SJB Parliamentarian addressing the media in Colombo today said that the public and the private sector workforce who are contributors to the EPF and ETF Funds are badly affected by the government’s Domestic Debt Restructuring programme, whilst the affluent and the cronies are allowed to get windfall gains within a short period.
Government debt that needs to be restructured was around Rs. 12.8 Trillion, of which around Rs. 4 Trillion was Treasury Bills and the remaining Rs. 8.7 Trillion was Treasury Bonds. Government’s immediate solution was to extend the maturity of CBSL bills transforming them in to long term Bonds. Government used the word Debt Optimizing to mislead people when it comes to treasury bonds.
Of the Rs. 8.7 Trillion Treasury Bonds, the government was selective. 36.5 % of Treasury Bonds to be restructured belongs to the EPF fund – a big blow to the EPF fund and its members.
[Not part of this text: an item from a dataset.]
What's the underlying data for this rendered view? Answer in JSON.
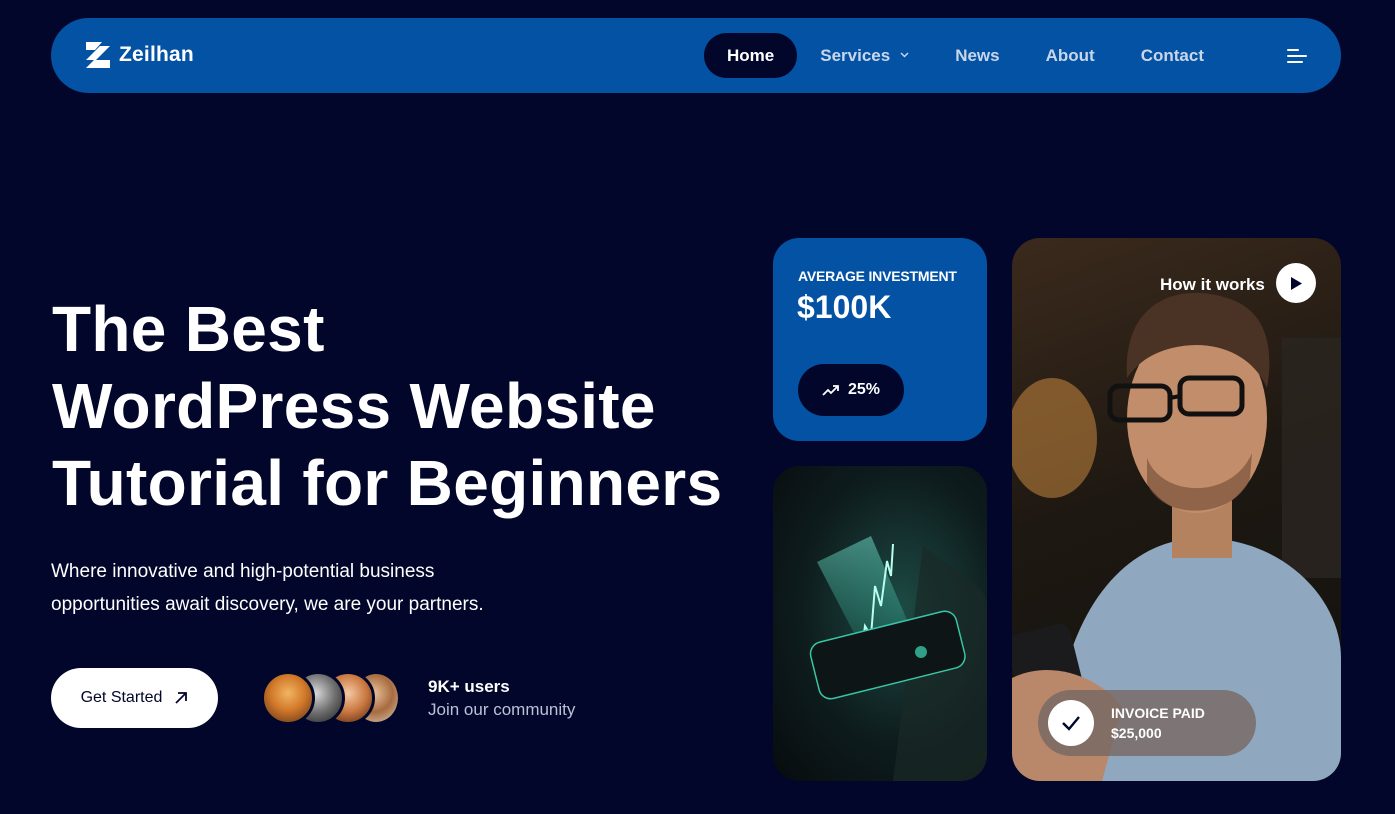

IMF has directed the government to bring down its foreign debt servicing to 4.5 % and the government endeavoured to get bilateral and multilateral support to restructure the foreign debt of the country. The total debt stock of the country is now 128% of the GDP, where as it should be around 60% for a middle-income country and IMF had suggested to bring down the debt to at least 95% of GDP as a medium-term solution.
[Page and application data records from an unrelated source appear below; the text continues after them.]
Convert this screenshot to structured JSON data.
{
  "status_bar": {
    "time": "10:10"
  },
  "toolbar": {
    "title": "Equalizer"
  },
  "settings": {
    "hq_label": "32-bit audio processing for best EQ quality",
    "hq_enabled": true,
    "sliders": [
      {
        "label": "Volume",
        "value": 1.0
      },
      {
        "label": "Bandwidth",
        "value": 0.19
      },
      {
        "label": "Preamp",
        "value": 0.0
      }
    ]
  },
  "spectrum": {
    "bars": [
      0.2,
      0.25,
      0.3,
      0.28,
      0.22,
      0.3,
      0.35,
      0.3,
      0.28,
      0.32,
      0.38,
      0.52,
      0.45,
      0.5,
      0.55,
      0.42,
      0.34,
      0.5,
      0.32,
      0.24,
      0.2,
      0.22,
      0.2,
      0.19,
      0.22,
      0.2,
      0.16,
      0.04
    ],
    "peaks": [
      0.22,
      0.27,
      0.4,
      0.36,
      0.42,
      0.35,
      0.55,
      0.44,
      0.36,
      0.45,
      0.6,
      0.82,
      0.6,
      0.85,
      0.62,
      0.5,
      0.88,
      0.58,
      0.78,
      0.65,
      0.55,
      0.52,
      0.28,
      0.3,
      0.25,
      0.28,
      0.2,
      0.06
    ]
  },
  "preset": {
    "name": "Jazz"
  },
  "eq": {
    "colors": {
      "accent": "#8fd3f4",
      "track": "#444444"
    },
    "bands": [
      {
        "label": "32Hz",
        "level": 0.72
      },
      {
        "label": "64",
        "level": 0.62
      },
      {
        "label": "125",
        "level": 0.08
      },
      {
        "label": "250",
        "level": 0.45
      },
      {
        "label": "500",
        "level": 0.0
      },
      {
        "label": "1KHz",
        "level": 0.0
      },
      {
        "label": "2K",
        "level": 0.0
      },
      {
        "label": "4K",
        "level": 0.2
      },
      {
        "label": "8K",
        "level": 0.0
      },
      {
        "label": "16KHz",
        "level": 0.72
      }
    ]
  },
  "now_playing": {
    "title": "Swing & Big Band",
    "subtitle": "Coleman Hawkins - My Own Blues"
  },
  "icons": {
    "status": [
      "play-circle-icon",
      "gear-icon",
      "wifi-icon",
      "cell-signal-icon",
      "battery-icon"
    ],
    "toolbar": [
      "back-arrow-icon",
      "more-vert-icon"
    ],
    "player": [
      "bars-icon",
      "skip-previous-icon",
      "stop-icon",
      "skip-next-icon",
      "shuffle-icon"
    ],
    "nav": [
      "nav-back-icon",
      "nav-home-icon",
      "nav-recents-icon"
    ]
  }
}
Central Bank states that Sri Lanka owes US$ 7.1 billion to bilateral creditors, of which US$ 3 billion is owed to China, US$ 2.4 billion to the Paris Club and US$ 1.6 billion to India – the government is yet to reach a final agreement with its bilateral and multilateral partners on its Debt Restructuring.
In the meantime, the Gross Financing Need is still very high at 34% and need to be brought down to 13% between 2027 and 2032. Gross financing needs are fiscal deficit, debt amortization and non-debt financing needs to be financed through sources including government securities as well as domestic and foreign loans. Sri Lanka is trying to reduce its overall debt by $17 billion in the medium term through restructuring.
The government had earlier announced that it will opt for foreign debt restructuring, instead of a Domestic Debt Restructuring. It appears that the government does not have international confidence to pursue this outline and has now turned its gun towards domestic debt restructuring.
The DDR affects the EPF and ETF beneficiaries, but bank owners, corporate investors and affluent individuals have a windfall gain on treasury bonds. The SJB opposed the government’s DDR as it burdens the EPF fund and heavily affects 90% of its members whose only saving in life is the said fund.
Mr. Wickramaratne questions as to why the government confined the restructuring programme to the EPF and ETF alone, when it took the decision to restructure Treasury Bonds. In the recent past, the yield rate went up to 28-30% on Treasury Bonds and the private investors are not affected by the DDR as restructuring has no effect on private Treasury bonds. Even the bank owners are benefitted as the banks are exempted from the DDR. (SJB)